She couldn't bear the sight of him. It was more than improbable; it was incredible. I thought it was merely jealousy. You see, I've always been jealous, but I trained myself never to show it; I was jealous of every man she knew; I was jealous of you. I knew she didn't love me as I loved her. That was only natural, wasn't it? But she allowed me to love her, and that was enough to make me happy. I forced myself to go out for hours together in order to leave them by themselves; I wanted to punish myself for suspicions which were unworthy of me; and when I came back I found they didn't want me—not Strickland, he didn't care if I was there or not, but Blanche. She shuddered when I went to kiss her. When at last I was certain I didn't know what to do; I knew they'd only laugh at me if I made a scene. I thought if I held my tongue and pretended not to see, everything would come right. I made up my mind to get him away quietly, without quarrelling. Oh, if you only knew what I've suffered!

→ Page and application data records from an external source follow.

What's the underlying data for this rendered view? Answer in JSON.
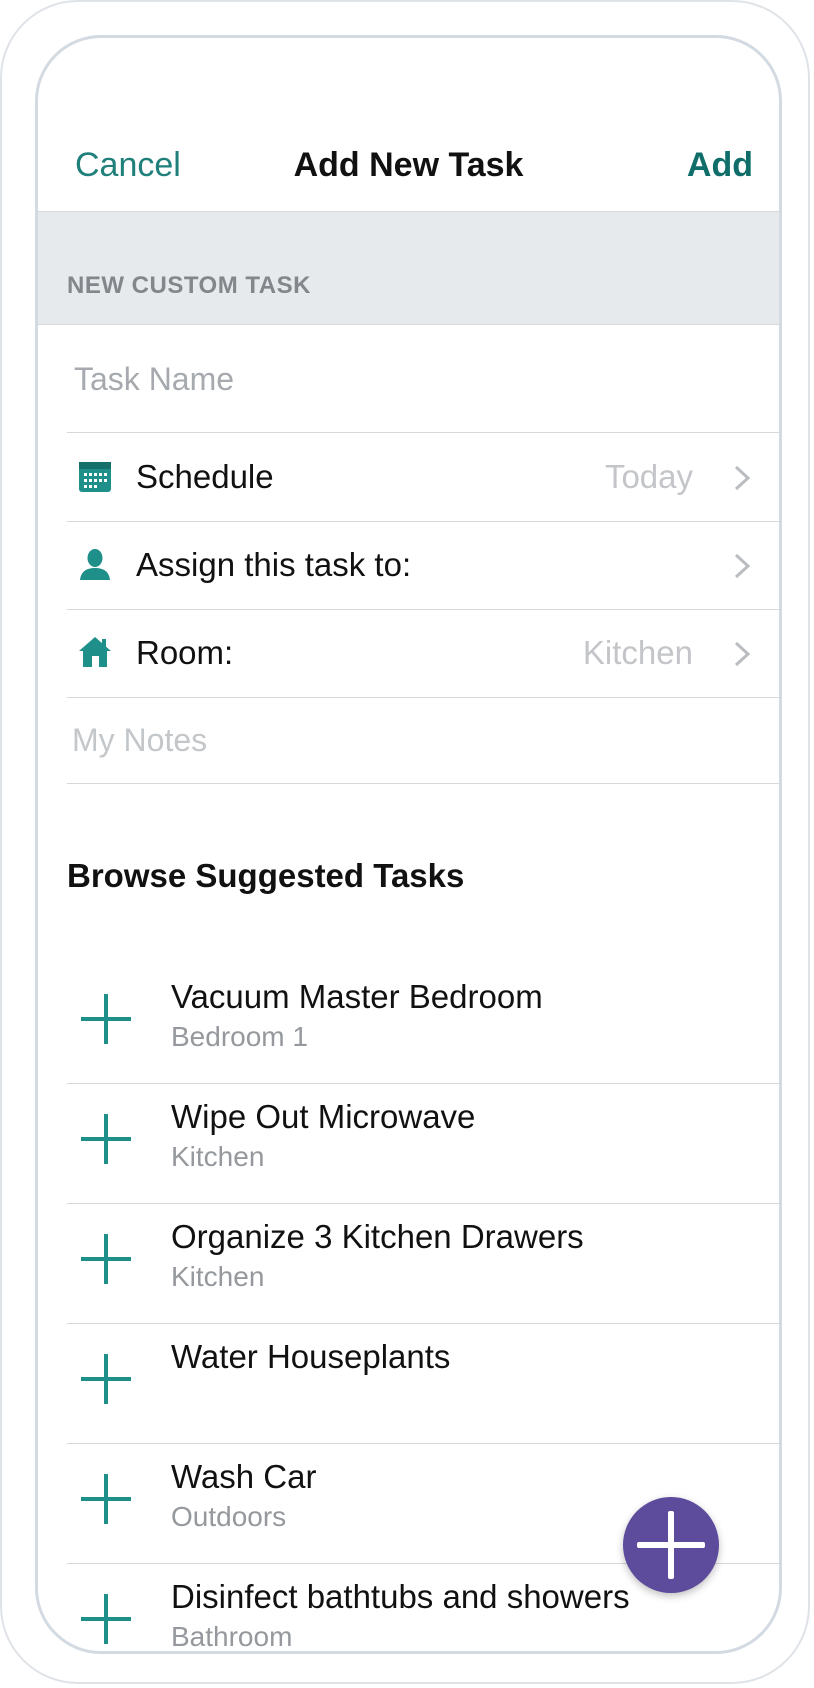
{
  "colors": {
    "accent": "#1f7f7a",
    "fab": "#5d4c9c"
  },
  "nav": {
    "cancel": "Cancel",
    "title": "Add New Task",
    "add": "Add"
  },
  "section": {
    "label": "NEW CUSTOM TASK"
  },
  "form": {
    "task_name_placeholder": "Task Name",
    "schedule": {
      "icon": "calendar-icon",
      "label": "Schedule",
      "value": "Today"
    },
    "assign": {
      "icon": "person-icon",
      "label": "Assign this task to:",
      "value": ""
    },
    "room": {
      "icon": "house-icon",
      "label": "Room:",
      "value": "Kitchen"
    },
    "notes_placeholder": "My Notes"
  },
  "browse": {
    "title": "Browse Suggested Tasks",
    "items": [
      {
        "title": "Vacuum Master Bedroom",
        "room": "Bedroom 1"
      },
      {
        "title": "Wipe Out Microwave",
        "room": "Kitchen"
      },
      {
        "title": "Organize 3 Kitchen Drawers",
        "room": "Kitchen"
      },
      {
        "title": "Water Houseplants",
        "room": ""
      },
      {
        "title": "Wash Car",
        "room": "Outdoors"
      },
      {
        "title": "Disinfect bathtubs and showers",
        "room": "Bathroom"
      }
    ]
  },
  "fab": {
    "icon": "plus-icon"
  }
}
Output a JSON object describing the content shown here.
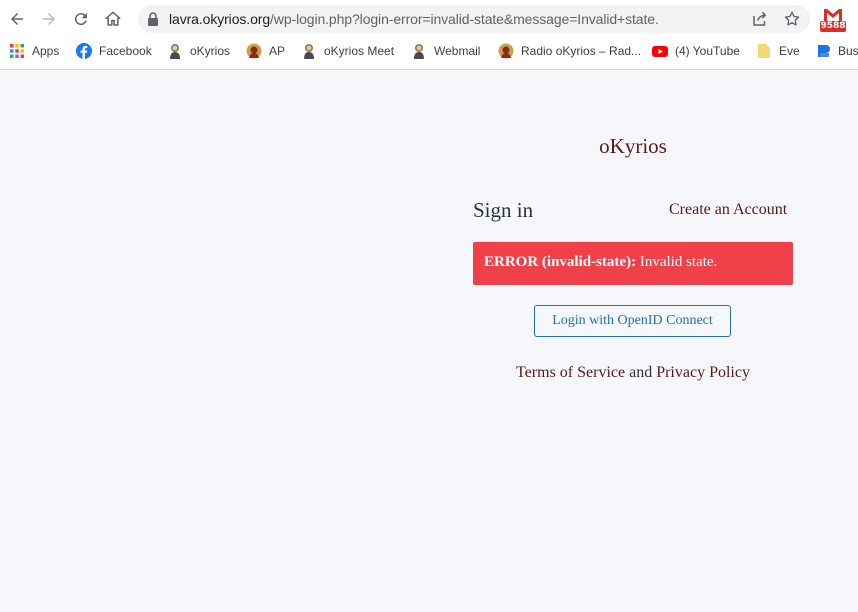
{
  "browser": {
    "url_host": "lavra.okyrios.org",
    "url_path": "/wp-login.php?login-error=invalid-state&message=Invalid+state.",
    "gmail_count": "9588",
    "bookmarks": [
      {
        "label": "Apps",
        "icon": "apps-grid-icon"
      },
      {
        "label": "Facebook",
        "icon": "facebook-icon"
      },
      {
        "label": "oKyrios",
        "icon": "okyrios-icon"
      },
      {
        "label": "AP",
        "icon": "ap-icon"
      },
      {
        "label": "oKyrios Meet",
        "icon": "okyrios-meet-icon"
      },
      {
        "label": "Webmail",
        "icon": "webmail-icon"
      },
      {
        "label": "Radio oKyrios – Rad...",
        "icon": "radio-icon"
      },
      {
        "label": "(4) YouTube",
        "icon": "youtube-icon"
      },
      {
        "label": "Eve",
        "icon": "folder-icon"
      },
      {
        "label": "Busi",
        "icon": "business-icon"
      }
    ]
  },
  "page": {
    "site_title": "oKyrios",
    "sign_in": "Sign in",
    "create_account": "Create an Account",
    "error_label": "ERROR (invalid-state):",
    "error_message": " Invalid state.",
    "oidc_button": "Login with OpenID Connect",
    "terms_link": "Terms of Service",
    "legal_and": " and ",
    "privacy_link": "Privacy Policy"
  },
  "colors": {
    "accent": "#5a1a14",
    "error_bg": "#f0404a",
    "button_border": "#2271b1",
    "page_bg": "#f6f7fb"
  }
}
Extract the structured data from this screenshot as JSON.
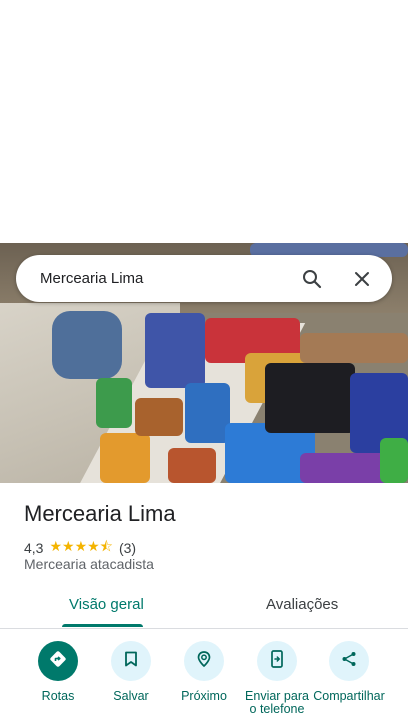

Then he told me again of his asking Strickland to go. He chose his moment carefully, and tried to make his request sound casual; but he could not master the trembling of his voice; and he felt himself that into words that he wished to seem jovial and friendly there crept the bitterness of his jealousy. He had not expected Strickland to take him up on the spot and make his preparations to go there and then; above all, he had not expected his wife's decision to go with him. I saw that now he wished with all his heart that he had held his tongue. He preferred the anguish of jealousy to the anguish of separation.